Exercise requirements: From the entries below, copy every line where the string "ffffff" appears.

(Items from an interface collection)
——
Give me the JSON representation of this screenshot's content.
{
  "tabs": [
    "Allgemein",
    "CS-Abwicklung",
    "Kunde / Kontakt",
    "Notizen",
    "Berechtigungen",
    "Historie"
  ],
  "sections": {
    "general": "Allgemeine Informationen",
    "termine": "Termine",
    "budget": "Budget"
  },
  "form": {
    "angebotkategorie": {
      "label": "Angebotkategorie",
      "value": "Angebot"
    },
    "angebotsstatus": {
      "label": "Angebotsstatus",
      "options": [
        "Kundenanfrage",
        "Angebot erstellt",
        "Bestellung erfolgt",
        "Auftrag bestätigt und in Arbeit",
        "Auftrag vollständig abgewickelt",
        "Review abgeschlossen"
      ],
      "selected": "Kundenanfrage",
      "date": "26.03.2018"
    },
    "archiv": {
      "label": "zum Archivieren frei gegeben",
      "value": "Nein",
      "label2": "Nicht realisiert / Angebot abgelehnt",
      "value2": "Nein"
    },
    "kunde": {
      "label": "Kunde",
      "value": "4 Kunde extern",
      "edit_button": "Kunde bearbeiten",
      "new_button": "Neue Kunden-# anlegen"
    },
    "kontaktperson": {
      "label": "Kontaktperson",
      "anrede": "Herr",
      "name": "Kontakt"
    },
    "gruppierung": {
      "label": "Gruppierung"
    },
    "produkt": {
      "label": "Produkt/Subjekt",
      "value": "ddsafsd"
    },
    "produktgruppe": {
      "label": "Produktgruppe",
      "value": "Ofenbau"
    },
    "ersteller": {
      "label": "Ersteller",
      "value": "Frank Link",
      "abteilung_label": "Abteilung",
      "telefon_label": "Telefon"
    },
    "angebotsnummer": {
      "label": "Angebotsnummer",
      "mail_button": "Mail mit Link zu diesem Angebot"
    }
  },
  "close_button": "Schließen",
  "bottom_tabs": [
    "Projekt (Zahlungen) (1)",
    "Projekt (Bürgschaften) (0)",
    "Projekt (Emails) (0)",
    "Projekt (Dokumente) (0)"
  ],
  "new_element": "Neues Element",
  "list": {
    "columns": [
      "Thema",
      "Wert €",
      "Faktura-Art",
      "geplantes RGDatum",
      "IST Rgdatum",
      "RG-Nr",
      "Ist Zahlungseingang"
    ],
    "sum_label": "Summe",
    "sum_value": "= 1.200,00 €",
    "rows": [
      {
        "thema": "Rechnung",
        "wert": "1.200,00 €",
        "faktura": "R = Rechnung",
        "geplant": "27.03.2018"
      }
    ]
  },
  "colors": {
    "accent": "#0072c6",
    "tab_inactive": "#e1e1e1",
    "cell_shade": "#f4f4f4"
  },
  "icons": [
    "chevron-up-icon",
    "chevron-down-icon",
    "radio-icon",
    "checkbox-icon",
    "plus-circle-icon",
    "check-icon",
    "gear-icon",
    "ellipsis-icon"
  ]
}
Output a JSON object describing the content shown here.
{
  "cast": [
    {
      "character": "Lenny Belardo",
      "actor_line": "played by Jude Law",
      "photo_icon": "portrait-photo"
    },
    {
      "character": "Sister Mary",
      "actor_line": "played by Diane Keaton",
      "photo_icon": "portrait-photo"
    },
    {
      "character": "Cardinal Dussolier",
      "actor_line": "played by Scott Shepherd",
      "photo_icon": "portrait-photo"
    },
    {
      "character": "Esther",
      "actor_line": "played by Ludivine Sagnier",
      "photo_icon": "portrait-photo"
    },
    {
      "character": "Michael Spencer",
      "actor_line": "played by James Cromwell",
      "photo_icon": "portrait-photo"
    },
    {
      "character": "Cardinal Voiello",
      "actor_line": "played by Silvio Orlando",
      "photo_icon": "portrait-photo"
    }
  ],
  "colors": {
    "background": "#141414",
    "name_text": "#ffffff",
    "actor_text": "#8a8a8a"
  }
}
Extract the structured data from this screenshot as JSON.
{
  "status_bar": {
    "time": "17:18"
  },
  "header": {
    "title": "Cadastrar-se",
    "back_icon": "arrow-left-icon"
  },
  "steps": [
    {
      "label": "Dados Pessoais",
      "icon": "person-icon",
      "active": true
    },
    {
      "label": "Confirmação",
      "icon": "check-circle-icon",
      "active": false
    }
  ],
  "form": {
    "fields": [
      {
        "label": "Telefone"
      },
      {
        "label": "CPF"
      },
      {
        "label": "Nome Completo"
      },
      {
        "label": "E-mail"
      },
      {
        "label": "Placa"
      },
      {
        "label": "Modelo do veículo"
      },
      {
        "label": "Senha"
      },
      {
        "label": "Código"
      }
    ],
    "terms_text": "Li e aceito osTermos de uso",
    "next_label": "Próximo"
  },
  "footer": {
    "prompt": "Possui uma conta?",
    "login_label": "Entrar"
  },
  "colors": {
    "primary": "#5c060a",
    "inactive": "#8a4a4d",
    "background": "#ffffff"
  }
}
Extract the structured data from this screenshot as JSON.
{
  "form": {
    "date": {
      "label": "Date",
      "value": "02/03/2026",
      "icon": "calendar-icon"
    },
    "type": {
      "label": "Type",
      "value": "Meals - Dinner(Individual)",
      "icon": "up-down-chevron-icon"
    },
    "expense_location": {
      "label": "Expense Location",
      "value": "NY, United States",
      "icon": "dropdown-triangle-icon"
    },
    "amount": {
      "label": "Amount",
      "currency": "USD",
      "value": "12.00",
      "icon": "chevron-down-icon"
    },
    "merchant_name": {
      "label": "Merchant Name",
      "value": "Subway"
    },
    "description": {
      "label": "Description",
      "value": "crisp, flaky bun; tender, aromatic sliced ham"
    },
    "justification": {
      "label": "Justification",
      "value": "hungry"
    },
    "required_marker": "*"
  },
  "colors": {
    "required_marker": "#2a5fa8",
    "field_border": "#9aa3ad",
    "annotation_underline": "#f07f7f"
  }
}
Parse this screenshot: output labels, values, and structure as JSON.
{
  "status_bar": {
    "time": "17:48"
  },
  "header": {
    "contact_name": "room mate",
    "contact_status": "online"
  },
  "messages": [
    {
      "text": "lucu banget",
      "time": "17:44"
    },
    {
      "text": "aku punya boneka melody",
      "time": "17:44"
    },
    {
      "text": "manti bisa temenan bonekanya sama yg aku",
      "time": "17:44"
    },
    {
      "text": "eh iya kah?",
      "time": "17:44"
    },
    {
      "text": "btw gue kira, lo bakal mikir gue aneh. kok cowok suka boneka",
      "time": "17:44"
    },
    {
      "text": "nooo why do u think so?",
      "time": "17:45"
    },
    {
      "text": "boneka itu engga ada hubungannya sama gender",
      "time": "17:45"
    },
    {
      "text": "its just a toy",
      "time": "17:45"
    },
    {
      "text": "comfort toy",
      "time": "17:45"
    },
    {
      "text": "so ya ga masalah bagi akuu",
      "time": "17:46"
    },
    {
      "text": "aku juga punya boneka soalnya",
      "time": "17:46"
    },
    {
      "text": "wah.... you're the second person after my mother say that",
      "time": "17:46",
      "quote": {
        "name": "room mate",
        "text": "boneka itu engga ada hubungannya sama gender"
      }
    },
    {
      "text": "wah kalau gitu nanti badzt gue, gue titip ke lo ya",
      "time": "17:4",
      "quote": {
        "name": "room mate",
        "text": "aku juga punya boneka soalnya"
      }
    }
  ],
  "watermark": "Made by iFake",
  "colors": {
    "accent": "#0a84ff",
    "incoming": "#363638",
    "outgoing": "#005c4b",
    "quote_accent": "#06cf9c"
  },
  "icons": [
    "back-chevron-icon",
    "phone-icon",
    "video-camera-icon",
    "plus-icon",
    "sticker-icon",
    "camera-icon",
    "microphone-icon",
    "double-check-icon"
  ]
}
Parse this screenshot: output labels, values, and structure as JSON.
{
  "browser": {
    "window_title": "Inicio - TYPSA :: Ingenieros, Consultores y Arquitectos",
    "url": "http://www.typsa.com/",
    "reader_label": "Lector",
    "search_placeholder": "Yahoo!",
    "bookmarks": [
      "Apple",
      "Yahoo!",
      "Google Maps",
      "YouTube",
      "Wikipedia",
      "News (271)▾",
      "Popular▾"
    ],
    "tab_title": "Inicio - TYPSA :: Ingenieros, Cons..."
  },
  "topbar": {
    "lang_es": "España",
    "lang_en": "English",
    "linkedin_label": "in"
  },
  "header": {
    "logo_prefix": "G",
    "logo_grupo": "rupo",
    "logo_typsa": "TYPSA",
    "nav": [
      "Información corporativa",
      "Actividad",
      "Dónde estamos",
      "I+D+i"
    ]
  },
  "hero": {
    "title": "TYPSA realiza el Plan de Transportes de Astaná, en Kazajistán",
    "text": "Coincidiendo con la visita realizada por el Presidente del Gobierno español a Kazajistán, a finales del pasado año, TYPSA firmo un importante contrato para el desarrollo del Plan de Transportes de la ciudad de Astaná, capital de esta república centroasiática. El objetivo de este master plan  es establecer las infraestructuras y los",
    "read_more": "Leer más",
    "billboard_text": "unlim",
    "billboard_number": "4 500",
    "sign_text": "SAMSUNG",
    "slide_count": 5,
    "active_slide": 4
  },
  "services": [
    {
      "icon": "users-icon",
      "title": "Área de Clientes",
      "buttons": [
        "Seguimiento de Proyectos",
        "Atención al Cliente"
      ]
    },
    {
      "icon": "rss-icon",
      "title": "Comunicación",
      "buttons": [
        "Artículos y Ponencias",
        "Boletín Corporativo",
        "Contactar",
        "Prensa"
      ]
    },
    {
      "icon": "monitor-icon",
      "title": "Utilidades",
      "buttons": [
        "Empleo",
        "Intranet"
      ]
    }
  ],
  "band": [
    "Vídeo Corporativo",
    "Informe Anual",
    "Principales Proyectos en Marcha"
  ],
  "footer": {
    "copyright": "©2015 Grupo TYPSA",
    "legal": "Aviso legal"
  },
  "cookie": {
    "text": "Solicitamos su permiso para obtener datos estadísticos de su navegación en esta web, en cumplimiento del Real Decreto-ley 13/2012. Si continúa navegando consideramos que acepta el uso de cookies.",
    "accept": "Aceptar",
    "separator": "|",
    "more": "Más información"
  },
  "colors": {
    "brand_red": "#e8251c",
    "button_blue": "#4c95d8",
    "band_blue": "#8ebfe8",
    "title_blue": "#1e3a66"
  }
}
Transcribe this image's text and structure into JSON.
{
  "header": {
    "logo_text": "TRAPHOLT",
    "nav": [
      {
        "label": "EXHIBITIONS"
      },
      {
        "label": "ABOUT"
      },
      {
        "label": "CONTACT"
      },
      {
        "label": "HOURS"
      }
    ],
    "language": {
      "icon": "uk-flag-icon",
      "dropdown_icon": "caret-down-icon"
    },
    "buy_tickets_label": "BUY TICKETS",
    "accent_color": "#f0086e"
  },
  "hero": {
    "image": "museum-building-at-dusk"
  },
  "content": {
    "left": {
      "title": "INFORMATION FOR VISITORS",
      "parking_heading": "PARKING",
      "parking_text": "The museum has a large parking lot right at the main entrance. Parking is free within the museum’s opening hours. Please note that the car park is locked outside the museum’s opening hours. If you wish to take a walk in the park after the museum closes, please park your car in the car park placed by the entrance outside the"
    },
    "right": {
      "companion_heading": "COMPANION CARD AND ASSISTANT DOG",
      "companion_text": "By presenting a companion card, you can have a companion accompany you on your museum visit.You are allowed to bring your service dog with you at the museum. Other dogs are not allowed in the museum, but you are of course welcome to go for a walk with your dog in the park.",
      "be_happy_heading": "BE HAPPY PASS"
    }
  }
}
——
Your response:
    "name_text": "#ffffff",
    "background": "#ffffff"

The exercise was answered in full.